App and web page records
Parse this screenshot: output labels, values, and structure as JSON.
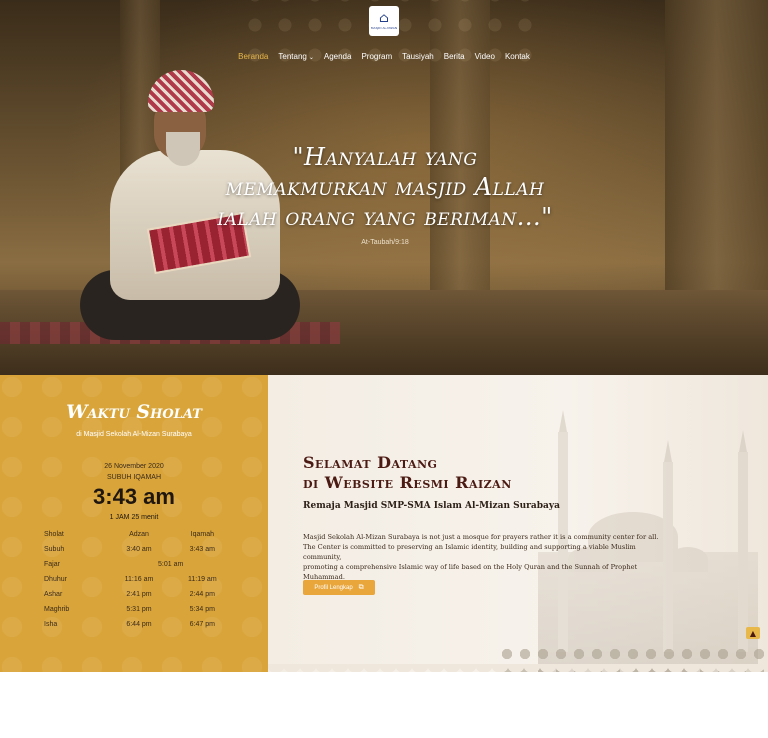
{
  "header": {
    "logo_text": "MASJID AL-MIZAN",
    "nav": [
      {
        "label": "Beranda",
        "active": true
      },
      {
        "label": "Tentang",
        "has_dropdown": true
      },
      {
        "label": "Agenda"
      },
      {
        "label": "Program"
      },
      {
        "label": "Tausiyah"
      },
      {
        "label": "Berita"
      },
      {
        "label": "Video"
      },
      {
        "label": "Kontak"
      }
    ],
    "caret_icon": "chevron-down-icon"
  },
  "hero": {
    "quote_line1": "\"Hanyalah yang",
    "quote_line2": "memakmurkan masjid Allah",
    "quote_line3": "ialah orang yang beriman...\"",
    "source": "At-Taubah/9:18"
  },
  "prayer": {
    "title": "Waktu Sholat",
    "subtitle": "di Masjid Sekolah Al-Mizan Surabaya",
    "date": "26 November 2020",
    "next_label": "SUBUH IQAMAH",
    "clock": "3:43 am",
    "countdown": "1 JAM 25 menit",
    "columns": [
      "Sholat",
      "Adzan",
      "Iqamah"
    ],
    "rows": [
      {
        "name": "Subuh",
        "adzan": "3:40 am",
        "iqamah": "3:43 am"
      },
      {
        "name": "Fajar",
        "single": "5:01 am"
      },
      {
        "name": "Dhuhur",
        "adzan": "11:16 am",
        "iqamah": "11:19 am"
      },
      {
        "name": "Ashar",
        "adzan": "2:41 pm",
        "iqamah": "2:44 pm"
      },
      {
        "name": "Maghrib",
        "adzan": "5:31 pm",
        "iqamah": "5:34 pm"
      },
      {
        "name": "Isha",
        "adzan": "6:44 pm",
        "iqamah": "6:47 pm"
      }
    ]
  },
  "welcome": {
    "title_line1": "Selamat Datang",
    "title_line2": "di Website Resmi Raizan",
    "subtitle": "Remaja Masjid SMP-SMA Islam Al-Mizan Surabaya",
    "text_line1": "Masjid Sekolah Al-Mizan Surabaya is not just a mosque for prayers rather it is a community center for all.",
    "text_line2": "The Center is committed to preserving an Islamic identity, building and supporting a viable Muslim community,",
    "text_line3": "promoting a comprehensive Islamic way of life based on the Holy Quran and the Sunnah of Prophet Muhammad.",
    "button_label": "Profil Lengkap",
    "button_icon": "external-link-icon"
  },
  "scroll_top_icon": "arrow-up-icon",
  "colors": {
    "gold": "#d9a53a",
    "button": "#e8a63b",
    "title_brown": "#4b1a12",
    "nav_active": "#e8b84a"
  }
}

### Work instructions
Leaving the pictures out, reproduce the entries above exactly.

### Task answer
Parse this screenshot: output labels, values, and structure as JSON.
{
  "header": {
    "logo_text": "MASJID AL-MIZAN",
    "nav": [
      {
        "label": "Beranda",
        "active": true
      },
      {
        "label": "Tentang",
        "has_dropdown": true
      },
      {
        "label": "Agenda"
      },
      {
        "label": "Program"
      },
      {
        "label": "Tausiyah"
      },
      {
        "label": "Berita"
      },
      {
        "label": "Video"
      },
      {
        "label": "Kontak"
      }
    ],
    "caret_icon": "chevron-down-icon"
  },
  "hero": {
    "quote_line1": "\"Hanyalah yang",
    "quote_line2": "memakmurkan masjid Allah",
    "quote_line3": "ialah orang yang beriman...\"",
    "source": "At-Taubah/9:18"
  },
  "prayer": {
    "title": "Waktu Sholat",
    "subtitle": "di Masjid Sekolah Al-Mizan Surabaya",
    "date": "26 November 2020",
    "next_label": "SUBUH IQAMAH",
    "clock": "3:43 am",
    "countdown": "1 JAM 25 menit",
    "columns": [
      "Sholat",
      "Adzan",
      "Iqamah"
    ],
    "rows": [
      {
        "name": "Subuh",
        "adzan": "3:40 am",
        "iqamah": "3:43 am"
      },
      {
        "name": "Fajar",
        "single": "5:01 am"
      },
      {
        "name": "Dhuhur",
        "adzan": "11:16 am",
        "iqamah": "11:19 am"
      },
      {
        "name": "Ashar",
        "adzan": "2:41 pm",
        "iqamah": "2:44 pm"
      },
      {
        "name": "Maghrib",
        "adzan": "5:31 pm",
        "iqamah": "5:34 pm"
      },
      {
        "name": "Isha",
        "adzan": "6:44 pm",
        "iqamah": "6:47 pm"
      }
    ]
  },
  "welcome": {
    "title_line1": "Selamat Datang",
    "title_line2": "di Website Resmi Raizan",
    "subtitle": "Remaja Masjid SMP-SMA Islam Al-Mizan Surabaya",
    "text_line1": "Masjid Sekolah Al-Mizan Surabaya is not just a mosque for prayers rather it is a community center for all.",
    "text_line2": "The Center is committed to preserving an Islamic identity, building and supporting a viable Muslim community,",
    "text_line3": "promoting a comprehensive Islamic way of life based on the Holy Quran and the Sunnah of Prophet Muhammad.",
    "button_label": "Profil Lengkap",
    "button_icon": "external-link-icon"
  },
  "scroll_top_icon": "arrow-up-icon",
  "colors": {
    "gold": "#d9a53a",
    "button": "#e8a63b",
    "title_brown": "#4b1a12",
    "nav_active": "#e8b84a"
  }
}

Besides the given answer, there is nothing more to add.